Three reasons for this are apparent. First, gathering scientific literature on a subject is essentially a fact-finding mission-a task alien to appellate decision making. second, appellate courts lack critical tools available at the trial level for determining truth and for assessing the credibility and reliability of evidence. Finally, reasonable alternatives to independent research exist.

Appellate court's role

Traditionally, trial courts are assigned the role of finding facts.2 Even when the evidence before a trial judge consists solely of documents, the trial judge is still generally entitled to deference as the factfmder because "with experience in fulfilling that role comes expertise."3 Appellate courts are not generally in the business of making factual determinations; doing so brings them into unfamiliar territory.4 Of course, appellate courts are in the business of evaluating the evidence presented in a trial record, but independent research goes beyond reviewing materials submitted.5 No matter how careful the investigation, there is always a risk that the appellate court will mistakenly rely upon spurious materials, or that the research will fail to uncover sources that are crucial to determining the reliability of the scientific theory or technique.6
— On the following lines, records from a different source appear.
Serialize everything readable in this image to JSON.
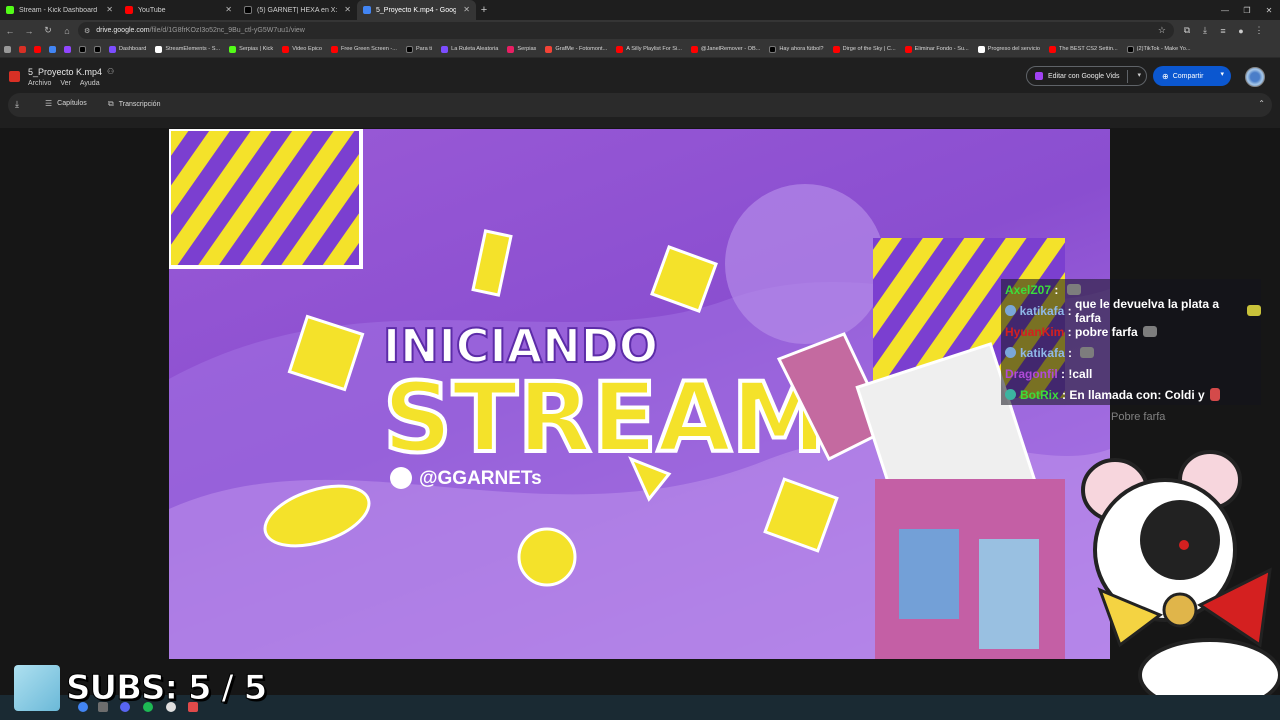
{
  "browser": {
    "tabs": [
      {
        "title": "Stream - Kick Dashboard",
        "color": "#53fc18",
        "active": false
      },
      {
        "title": "YouTube",
        "color": "#ff0000",
        "active": false
      },
      {
        "title": "(5) GARNET| HEXA en X: \"Bien...",
        "color": "#000000",
        "active": false
      },
      {
        "title": "5_Proyecto K.mp4 - Google...",
        "color": "#4285f4",
        "active": true
      }
    ],
    "url_domain": "drive.google.com",
    "url_path": "/file/d/1G8frKOzI3o52nc_9Bu_ctl-yG5W7uu1/view",
    "bookmarks": [
      {
        "label": "Dashboard",
        "color": "#7c4dff"
      },
      {
        "label": "StreamElements - S...",
        "color": "#ffffff"
      },
      {
        "label": "Serpias | Kick",
        "color": "#53fc18"
      },
      {
        "label": "Video Epico",
        "color": "#ff0000"
      },
      {
        "label": "Free Green Screen -...",
        "color": "#ff0000"
      },
      {
        "label": "Para ti",
        "color": "#000000"
      },
      {
        "label": "La Ruleta Aleatoria",
        "color": "#7c4dff"
      },
      {
        "label": "Serpias",
        "color": "#e91e63"
      },
      {
        "label": "GrafMe - Fotomont...",
        "color": "#f44336"
      },
      {
        "label": "A Silly Playlist For Si...",
        "color": "#ff0000"
      },
      {
        "label": "@JanelRemover - OB...",
        "color": "#ff0000"
      },
      {
        "label": "Hay ahora fútbol?",
        "color": "#000000"
      },
      {
        "label": "Dirge of the Sky | C...",
        "color": "#ff0000"
      },
      {
        "label": "Eliminar Fondo - Su...",
        "color": "#ff0000"
      },
      {
        "label": "Progreso del servicio",
        "color": "#ffffff"
      },
      {
        "label": "The BEST CS2 Settin...",
        "color": "#ff0000"
      },
      {
        "label": "(2)TikTok - Make Yo...",
        "color": "#000000"
      }
    ]
  },
  "drive": {
    "file_name": "5_Proyecto K.mp4",
    "menu": [
      "Archivo",
      "Ver",
      "Ayuda"
    ],
    "edit_button": "Editar con Google Vids",
    "share_button": "Compartir",
    "toolbar": {
      "chapters": "Capítulos",
      "transcript": "Transcripción"
    }
  },
  "video": {
    "line1": "INICIANDO",
    "line2": "STREAM",
    "handle": "@GGARNETs"
  },
  "overlay": {
    "chat": [
      {
        "user": "AxelZ07",
        "user_color": "#3cdc3c",
        "message": "",
        "emote": true,
        "badge": false
      },
      {
        "user": "katikafa",
        "user_color": "#8fb7e8",
        "message": "que le devuelva la plata a farfa",
        "emote": true,
        "badge": true
      },
      {
        "user": "HyuanKim",
        "user_color": "#d42020",
        "message": "pobre farfa",
        "emote": true,
        "badge": false
      },
      {
        "user": "katikafa",
        "user_color": "#8fb7e8",
        "message": "",
        "emote": true,
        "badge": true
      },
      {
        "user": "Dragonfil",
        "user_color": "#b04ad8",
        "message": "!call",
        "emote": false,
        "badge": false
      },
      {
        "user": "BotRix",
        "user_color": "#3cdc3c",
        "message": "En llamada con: Coldi y",
        "emote": true,
        "badge": true
      }
    ],
    "faded_line": "Pobre farfa",
    "subs": "SUBS: 5 / 5"
  }
}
Critical trial-level tools

Appellate courts lack some critical tools available at the trial level for arriving at an accurate determination: live testimony and cross-examination. Experts practicing in the field may have knowledge and experience beyond what is reflected in the available scientific literature.7 And adverse parties can test the credibility and reliability of proffered literature by subjecting the expert witness to "the greatest legal engine ever invented for the discovery of truth"8-cross-examination. The trial judge himself may participate in the process by asking questions of the live witnesses.9 However, these events can occur only at the trial level.

As a general rule, appellate courts do not hear live testimony, so literature considered for the first time at the appellate level is not subject to live comment by practicing experts and cannot be tested in the crucible of the adversarial system. Internet sources have come under criticism for their potential unreliability,10 and one of the core criticisms against the use of such sources by appellate courts is that doing so usurps the trial court's fact-finding function: "When an appellate court goes outside the record to determine case facts ... it ignores its function as a court of review, and it substitutes its own questionable research results for evidence that should have been tested in the trial court for credibility, reliability, accuracy, and trustworthiness."11 This criticism applies with full force to the use of outside-the-record texts and treatises, regardless of the medium in which they are found.
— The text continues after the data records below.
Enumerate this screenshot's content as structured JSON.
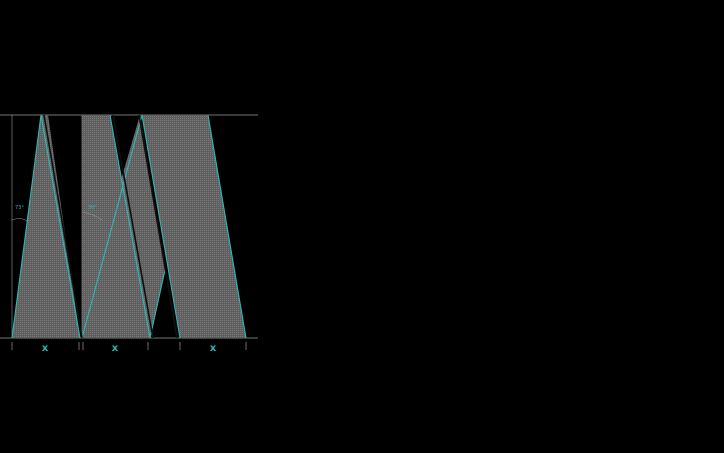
{
  "diagram": {
    "angle_labels": [
      "73°",
      "30°"
    ],
    "width_labels": [
      "x",
      "x",
      "x"
    ],
    "colors": {
      "background": "#000000",
      "fill": "#6a6a6a",
      "edge": "#2bb8b8",
      "guide": "#9a9a9a",
      "dark_stroke": "#101010"
    }
  }
}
Uniformity of application is desirable in the scientific evidence context. Trial courts should not have to reinvent the wheel regarding the validity or reliability of a well-established scientific theory or technique every time evidence invoking that theory or technique is proffered.12 Appellate courts can promote the efficient use of judicial resources, provide guidance to trial courts, and help ensure uniformity of decision making by establishing the validity and reliability of various scientific theories and techniques as a matter of judicial precedent. …